Mutual Fund and Hedge Fund Chiefs Clash over Regulation
Ackermann, Matt, American Banker
The new president of the Investment Company Institute told a press luncheon in New York Monday that hedge funds should be subject to as much regulatory scrutiny as mutual funds have drawn in the wake of trading scandals, but the head of a hedge fund group calls this "a diversionary tactic."
"Certain hedge funds with unregistered advisers have been the fox in our hen house," said Paul Schott Stevens, president of the Washington-based mutual fund trade group. "I want to keep our hens safe." The ICI supports proposals before the Securities and Exchange Commission to regulate the hedge fund industry, which has been relatively free of such oversight.
"It is a concern to me that the implications against hedge funds in these scandals have been overlooked," Mr. Stevens said.
John G. Gaine, the president of the Managed Funds Association, which is the primary trade association for alternative investment strategies, including hedge funds, funds of funds, and managed futures funds, said Mr. Stevens' remarks disappointed him.

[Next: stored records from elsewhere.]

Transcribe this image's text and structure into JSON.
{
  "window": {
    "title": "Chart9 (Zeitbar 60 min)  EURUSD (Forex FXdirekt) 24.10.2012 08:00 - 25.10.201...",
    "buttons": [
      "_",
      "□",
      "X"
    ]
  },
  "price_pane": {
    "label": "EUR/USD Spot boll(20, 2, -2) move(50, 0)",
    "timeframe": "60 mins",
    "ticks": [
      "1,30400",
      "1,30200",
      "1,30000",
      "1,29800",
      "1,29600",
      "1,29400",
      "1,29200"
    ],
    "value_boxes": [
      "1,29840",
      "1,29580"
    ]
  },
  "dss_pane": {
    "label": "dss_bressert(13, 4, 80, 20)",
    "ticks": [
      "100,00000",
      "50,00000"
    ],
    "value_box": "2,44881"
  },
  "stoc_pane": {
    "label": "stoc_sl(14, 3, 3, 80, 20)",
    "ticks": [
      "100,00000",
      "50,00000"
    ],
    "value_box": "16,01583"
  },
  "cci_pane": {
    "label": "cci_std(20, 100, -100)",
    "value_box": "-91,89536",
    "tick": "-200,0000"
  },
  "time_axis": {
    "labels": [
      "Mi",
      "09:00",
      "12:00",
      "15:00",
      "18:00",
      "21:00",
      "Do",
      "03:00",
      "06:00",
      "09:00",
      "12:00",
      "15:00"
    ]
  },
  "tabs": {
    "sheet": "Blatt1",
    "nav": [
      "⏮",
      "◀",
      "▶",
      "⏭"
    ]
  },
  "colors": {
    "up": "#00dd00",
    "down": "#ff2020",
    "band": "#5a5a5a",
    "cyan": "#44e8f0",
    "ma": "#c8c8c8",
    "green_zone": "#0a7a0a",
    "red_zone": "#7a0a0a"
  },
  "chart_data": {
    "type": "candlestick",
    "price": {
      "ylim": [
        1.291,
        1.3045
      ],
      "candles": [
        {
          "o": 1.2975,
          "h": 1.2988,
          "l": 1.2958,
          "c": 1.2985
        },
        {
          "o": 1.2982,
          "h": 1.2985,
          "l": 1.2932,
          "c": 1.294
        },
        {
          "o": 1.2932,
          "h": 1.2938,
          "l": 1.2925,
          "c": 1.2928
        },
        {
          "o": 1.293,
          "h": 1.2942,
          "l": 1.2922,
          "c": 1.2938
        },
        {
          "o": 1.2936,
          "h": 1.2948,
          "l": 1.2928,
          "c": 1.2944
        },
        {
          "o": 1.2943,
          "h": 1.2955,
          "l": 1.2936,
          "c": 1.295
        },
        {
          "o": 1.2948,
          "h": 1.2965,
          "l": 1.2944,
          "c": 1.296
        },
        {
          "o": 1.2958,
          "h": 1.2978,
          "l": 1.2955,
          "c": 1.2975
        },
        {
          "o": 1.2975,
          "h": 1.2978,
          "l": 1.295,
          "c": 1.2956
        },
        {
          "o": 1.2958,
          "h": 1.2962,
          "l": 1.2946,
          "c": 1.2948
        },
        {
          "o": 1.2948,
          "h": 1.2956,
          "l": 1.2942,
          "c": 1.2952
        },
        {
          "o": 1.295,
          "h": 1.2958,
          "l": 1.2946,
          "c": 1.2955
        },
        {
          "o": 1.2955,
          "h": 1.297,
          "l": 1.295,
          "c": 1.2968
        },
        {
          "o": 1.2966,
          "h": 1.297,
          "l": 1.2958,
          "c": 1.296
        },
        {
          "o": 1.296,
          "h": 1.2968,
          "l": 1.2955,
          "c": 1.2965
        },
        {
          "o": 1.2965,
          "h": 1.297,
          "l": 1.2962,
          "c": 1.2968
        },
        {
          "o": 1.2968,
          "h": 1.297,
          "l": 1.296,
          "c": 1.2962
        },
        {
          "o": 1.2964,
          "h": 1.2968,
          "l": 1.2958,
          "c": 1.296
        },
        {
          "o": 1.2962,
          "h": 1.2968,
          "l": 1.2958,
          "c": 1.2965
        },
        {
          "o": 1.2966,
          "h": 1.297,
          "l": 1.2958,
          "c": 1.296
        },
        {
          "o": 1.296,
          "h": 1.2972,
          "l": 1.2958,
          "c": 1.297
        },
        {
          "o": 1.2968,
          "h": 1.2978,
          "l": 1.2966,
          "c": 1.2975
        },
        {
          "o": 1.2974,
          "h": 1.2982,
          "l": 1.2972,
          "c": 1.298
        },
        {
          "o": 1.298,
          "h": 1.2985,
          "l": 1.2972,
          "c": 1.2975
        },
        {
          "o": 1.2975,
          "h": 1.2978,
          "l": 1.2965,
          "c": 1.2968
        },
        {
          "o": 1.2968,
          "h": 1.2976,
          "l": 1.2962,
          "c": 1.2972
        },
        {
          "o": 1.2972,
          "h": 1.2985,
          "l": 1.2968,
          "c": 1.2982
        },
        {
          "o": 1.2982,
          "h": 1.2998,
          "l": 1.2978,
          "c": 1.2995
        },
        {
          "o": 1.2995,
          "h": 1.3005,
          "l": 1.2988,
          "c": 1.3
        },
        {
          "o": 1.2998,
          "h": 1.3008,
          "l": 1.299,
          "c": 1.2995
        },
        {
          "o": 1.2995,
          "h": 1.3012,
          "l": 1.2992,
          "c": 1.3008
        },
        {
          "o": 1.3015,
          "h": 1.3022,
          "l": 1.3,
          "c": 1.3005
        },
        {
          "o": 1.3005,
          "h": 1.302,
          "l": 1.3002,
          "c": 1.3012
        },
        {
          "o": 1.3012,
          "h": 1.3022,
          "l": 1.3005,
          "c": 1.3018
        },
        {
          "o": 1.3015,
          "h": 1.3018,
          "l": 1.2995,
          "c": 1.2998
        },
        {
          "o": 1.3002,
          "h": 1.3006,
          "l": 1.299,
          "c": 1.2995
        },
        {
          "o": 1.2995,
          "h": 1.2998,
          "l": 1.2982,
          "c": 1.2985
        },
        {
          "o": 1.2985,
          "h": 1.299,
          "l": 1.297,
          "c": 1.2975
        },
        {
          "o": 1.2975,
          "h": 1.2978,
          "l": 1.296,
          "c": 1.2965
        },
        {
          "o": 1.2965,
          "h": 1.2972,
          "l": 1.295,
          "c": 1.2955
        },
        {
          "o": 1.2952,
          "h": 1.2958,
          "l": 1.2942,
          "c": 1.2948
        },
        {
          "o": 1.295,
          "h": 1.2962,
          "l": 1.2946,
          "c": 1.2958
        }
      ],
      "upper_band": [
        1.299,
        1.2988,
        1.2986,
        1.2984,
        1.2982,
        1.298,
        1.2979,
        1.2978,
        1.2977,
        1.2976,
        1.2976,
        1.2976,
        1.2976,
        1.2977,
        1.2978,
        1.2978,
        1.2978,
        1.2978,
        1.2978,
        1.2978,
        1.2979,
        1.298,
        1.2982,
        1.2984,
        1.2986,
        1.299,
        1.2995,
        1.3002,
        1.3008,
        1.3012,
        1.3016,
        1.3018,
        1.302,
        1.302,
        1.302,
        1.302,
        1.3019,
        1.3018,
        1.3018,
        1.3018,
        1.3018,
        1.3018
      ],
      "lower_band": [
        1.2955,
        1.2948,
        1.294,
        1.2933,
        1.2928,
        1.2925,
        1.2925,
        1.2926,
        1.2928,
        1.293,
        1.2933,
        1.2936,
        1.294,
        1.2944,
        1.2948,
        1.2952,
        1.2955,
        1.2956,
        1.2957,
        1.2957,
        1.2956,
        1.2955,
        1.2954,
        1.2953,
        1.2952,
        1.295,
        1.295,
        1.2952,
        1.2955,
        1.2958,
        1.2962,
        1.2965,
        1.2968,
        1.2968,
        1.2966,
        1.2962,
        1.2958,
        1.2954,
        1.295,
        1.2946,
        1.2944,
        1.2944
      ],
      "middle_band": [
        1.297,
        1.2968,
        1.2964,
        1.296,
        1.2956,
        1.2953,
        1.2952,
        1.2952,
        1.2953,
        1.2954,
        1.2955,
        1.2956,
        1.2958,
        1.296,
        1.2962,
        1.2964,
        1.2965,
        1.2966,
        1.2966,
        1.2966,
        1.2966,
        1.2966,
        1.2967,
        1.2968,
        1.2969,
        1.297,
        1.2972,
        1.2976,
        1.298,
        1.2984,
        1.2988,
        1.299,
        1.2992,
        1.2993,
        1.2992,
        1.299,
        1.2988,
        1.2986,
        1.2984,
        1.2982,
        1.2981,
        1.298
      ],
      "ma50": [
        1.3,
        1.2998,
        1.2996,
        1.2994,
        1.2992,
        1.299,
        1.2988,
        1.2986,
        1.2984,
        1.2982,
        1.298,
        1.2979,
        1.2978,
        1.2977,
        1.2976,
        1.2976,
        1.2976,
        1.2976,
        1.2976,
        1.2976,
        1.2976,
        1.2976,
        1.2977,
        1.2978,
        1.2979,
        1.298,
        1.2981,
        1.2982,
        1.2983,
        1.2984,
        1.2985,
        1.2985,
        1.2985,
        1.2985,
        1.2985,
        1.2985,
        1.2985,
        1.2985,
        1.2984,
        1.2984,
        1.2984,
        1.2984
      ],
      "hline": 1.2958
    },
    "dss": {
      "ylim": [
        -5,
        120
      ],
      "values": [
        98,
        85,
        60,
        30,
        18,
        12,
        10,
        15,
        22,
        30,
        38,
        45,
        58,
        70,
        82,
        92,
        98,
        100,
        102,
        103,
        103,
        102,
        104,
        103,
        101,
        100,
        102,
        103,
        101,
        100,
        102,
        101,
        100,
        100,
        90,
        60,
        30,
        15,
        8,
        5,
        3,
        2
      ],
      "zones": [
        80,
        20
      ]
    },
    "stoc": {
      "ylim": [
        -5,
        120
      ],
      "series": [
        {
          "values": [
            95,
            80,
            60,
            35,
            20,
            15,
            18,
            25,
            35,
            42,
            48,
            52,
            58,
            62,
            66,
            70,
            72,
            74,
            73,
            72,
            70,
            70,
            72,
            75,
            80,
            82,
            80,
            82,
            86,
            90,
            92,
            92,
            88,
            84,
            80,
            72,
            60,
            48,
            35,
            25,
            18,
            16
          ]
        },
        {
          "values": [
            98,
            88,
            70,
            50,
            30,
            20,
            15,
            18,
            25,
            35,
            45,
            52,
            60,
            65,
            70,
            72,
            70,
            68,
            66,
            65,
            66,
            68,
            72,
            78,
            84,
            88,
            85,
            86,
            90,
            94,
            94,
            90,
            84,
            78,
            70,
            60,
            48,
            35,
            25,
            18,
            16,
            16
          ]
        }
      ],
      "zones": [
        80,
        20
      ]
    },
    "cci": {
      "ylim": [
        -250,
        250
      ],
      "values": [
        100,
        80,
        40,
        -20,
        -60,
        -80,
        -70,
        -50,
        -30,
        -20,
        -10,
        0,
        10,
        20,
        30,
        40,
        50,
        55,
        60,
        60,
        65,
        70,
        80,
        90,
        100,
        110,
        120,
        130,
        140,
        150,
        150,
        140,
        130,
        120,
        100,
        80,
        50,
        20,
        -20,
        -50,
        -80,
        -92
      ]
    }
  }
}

The battle lines between mutual funds and hedge funds have been drawn for a long time, Mr. Gaine said. The competitive rivalry between the two investment products is healthy, he said, but the ICI is out of place in urging regulation of the hedge fund industry.
"I am not pointing a finger," he said. "I am trying to be objective. For the ICI to say that hedge funds are partially responsible for these problems is a diversionary tactic. They should take the time to look into their own membership instead of looking beyond that."
Mr. Stevens said the fund scandal has implications throughout the investment industry. "This is a mutual fund scandal -- no one is trying to evade that -- but it is a scandal that also impacts intermediaries and hedge funds," he said. "It has to be addressed in those respects."
Since taking the helm at the ICI this month, Mr. Stevens has been vocal about the close scrutiny he says hedge funds should get in the wake of the trading investigations that have shaken the $7.6 trillion mutual fund industry.
During a National Press Club speech on June 15, his first public remarks since becoming ICI president, Mr. Stevens blamed hedge funds for using market-timing strategies "to pick the pockets of long-term mutual fund investors." Hedge fund advisers practiced market timing by "stealth and deceit, in ways designed to frustrate the ability of mutual funds to detect and prevent it," he said. …